open menu

Online Exclusives

The Law and the Lens: The Photographer’s Take

Former New York Times photojournalists share stories of life on the publishing line.

Photograph by Vicki Sanders

Between them, husband and wife Fred Conrad and Tiina Loite spent nearly 75 years at the New York Times, he as a photographer, she mostly as a photo editor. On February 21, they came to BC Law with a rich trove of anecdotes chosen to illuminate where photojournalism and the law intersect. They touched on everything from restrictions on access and fair use of images to the impact of social media and moral responsibility.

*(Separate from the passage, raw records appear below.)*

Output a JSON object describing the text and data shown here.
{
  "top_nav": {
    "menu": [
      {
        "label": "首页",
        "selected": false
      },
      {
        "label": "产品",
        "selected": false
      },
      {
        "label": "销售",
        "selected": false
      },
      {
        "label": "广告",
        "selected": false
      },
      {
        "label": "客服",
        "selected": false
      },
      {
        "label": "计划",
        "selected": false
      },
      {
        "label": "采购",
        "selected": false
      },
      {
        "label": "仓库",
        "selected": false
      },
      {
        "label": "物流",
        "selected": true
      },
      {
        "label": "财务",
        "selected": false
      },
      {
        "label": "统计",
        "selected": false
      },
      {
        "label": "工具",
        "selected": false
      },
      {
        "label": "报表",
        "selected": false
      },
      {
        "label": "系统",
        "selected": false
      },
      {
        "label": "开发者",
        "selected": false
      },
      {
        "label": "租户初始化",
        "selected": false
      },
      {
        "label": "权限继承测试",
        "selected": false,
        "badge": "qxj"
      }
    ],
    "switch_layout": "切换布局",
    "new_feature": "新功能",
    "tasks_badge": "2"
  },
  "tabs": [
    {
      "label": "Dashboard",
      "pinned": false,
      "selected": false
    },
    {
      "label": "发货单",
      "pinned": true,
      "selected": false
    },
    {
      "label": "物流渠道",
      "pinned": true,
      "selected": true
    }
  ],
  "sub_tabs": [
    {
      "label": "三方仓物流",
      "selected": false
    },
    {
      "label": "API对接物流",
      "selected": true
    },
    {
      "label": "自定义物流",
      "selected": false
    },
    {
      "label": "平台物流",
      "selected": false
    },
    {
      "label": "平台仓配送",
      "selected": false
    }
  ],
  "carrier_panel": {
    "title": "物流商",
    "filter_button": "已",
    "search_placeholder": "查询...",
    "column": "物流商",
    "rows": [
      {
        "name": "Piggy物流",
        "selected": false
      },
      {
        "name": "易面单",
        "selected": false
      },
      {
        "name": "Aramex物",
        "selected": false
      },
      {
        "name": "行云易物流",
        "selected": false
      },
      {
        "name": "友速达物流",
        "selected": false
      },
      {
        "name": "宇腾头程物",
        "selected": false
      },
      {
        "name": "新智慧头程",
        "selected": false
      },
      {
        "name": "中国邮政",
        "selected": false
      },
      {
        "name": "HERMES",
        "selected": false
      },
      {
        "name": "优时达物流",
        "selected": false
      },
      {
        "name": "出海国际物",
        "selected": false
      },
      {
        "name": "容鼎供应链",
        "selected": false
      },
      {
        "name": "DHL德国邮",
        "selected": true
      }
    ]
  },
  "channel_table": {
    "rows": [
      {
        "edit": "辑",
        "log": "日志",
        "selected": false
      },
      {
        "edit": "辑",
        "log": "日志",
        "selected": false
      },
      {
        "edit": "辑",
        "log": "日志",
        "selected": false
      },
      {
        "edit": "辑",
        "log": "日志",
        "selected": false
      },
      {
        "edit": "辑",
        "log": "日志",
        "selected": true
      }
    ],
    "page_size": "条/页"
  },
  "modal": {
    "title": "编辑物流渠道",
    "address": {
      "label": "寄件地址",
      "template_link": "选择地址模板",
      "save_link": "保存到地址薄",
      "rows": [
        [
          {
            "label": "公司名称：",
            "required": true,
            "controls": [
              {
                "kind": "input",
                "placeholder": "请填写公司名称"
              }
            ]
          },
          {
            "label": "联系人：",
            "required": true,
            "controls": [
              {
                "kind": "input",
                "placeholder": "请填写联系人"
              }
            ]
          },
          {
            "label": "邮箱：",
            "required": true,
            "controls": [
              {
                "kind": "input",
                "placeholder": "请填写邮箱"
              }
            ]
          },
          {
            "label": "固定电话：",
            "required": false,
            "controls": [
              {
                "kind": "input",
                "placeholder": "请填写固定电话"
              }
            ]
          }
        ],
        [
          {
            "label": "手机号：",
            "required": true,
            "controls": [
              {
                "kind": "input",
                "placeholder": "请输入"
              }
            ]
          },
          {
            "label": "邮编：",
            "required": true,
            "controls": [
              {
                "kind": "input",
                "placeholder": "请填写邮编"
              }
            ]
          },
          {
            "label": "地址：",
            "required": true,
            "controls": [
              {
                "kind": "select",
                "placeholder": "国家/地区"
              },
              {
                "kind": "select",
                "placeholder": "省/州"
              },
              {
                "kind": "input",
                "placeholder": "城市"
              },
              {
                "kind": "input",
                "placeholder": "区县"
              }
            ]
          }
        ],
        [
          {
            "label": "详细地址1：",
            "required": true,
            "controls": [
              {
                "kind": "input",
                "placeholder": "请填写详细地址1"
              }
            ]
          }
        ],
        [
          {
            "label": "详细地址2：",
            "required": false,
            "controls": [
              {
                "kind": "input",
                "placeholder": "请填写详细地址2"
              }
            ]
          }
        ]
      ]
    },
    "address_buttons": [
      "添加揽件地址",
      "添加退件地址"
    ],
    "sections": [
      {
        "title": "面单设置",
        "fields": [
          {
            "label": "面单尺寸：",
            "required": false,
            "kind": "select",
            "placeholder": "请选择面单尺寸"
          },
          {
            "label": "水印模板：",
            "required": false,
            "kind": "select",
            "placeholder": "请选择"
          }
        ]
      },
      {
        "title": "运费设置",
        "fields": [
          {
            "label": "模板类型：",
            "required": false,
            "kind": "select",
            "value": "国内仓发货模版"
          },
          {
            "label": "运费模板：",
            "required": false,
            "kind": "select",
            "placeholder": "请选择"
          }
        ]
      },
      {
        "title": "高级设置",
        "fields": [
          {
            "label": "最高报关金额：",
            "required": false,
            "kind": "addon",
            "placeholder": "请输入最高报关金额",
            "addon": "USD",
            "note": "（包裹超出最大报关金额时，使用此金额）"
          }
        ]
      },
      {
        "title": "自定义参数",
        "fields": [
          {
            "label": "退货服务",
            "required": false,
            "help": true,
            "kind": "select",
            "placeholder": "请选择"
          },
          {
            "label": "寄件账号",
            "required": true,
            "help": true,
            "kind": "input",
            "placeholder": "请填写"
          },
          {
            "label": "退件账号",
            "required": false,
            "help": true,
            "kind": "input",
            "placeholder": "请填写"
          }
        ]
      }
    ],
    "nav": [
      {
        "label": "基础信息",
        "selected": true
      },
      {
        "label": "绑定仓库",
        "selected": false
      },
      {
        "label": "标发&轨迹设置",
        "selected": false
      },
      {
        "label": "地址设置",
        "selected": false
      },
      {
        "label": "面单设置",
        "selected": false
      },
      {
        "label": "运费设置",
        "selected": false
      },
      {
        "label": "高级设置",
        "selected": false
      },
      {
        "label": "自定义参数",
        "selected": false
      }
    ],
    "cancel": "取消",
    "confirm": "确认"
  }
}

Photographers and editors confront many hurdles on their way to getting a picture published. Conrad recalled photographing a scantily dressed young teenager at a Who concert for Rolling Stone magazine in his early freelance years only to be sued by the girl’s father after the photo was published. The man argued that because his daughter was a minor she was protected. The case went nowhere because of the public nature of the event, but it certainly awakened Conrad to the legal pitfalls of his profession.

Restricted access to news events, public figures, government facilities (e.g., prisons), and so on is a constant challenge, even for properly credentialed press photographers. “Everyone tries to control the imagery,” sometimes deviously, sometimes illegally, sometimes aggressively, sometimes bureaucratically, Conrad said. Situations like New York City Mayor Rudy Giuliani declaring the World Trade Center site a crime scene after the 9/11 attacks was understandable, (though it essentially forced news photographers to find creative ways to tell the story). In the event’s aftermath, however, the press confronted curious pushback on access to the cleanup. Accusations were subsequently made that the official delays were covering up looting by some of the workers, Conrad said.

One legacy of 9/11 has been “a more militarized and more aggressive” New York Police Department, Conrad said, a result of which has been rougher behavior towards the press and peaceful protestors, which he witnessed, for example, at Occupy Wall Street encounters.

Turning to the subject of everyday privacy, Loite said that, generally speaking, people don’t have a legal claim when in public spaces. And that extends to places like nightclubs and restaurants, so long as the facility has granted permission for the photographer to be there and the customers are made aware that pictures are being taken. That was the circumstance behind a club photo Loite published on the cover of the Times arts section, but it didn’t stop a man, depicted dancing with a woman who wasn’t his wife, from threatening legal action.

Things get even more complicated when stars like Beyoncé or Lady Gaga try to manipulate press coverage. Their control tactics have included banning professional photographers from their concerts and asking them to sign over the copyrights to their images. Conrad said that by calling out photography with which they are unhappy, such celebrities can become their own worst enemies and create what Conrad called “the Streisand effect.”

The name comes from a case that Barbra Streisand brought against an environmental photographer who published, on an obscure scientific website, an aerial photo of the California coast that circumstantially showed her house. When she sued, the photo went public and drew a million hits, Conrad said, generating much more publicity than was likely if she’d never complained. Streisand not only lost the case, she also had to pay the photographer’s legal fees.

Streisand isn’t the only one to grapple with social media’s power. It has upended conventional understanding of “fair use” of images, Loite said, and thrown photographers into the maelstrom of image copying, manipulation, reuse, and almost instantaneous dissemination—in many instances without their ability to exact permission or payment from the perpetrators.

In answer to a student’s question about a photojournalist’s moral responsibility in a situation where his or her subject may be in danger, Conrad cited something a friend once told him: “There’s a right way to do anything.”

Conrad and Loite are the parents of BC Law student Annika Conrad ’20. Their talk was sponsored by the Art Law Society at BC Law.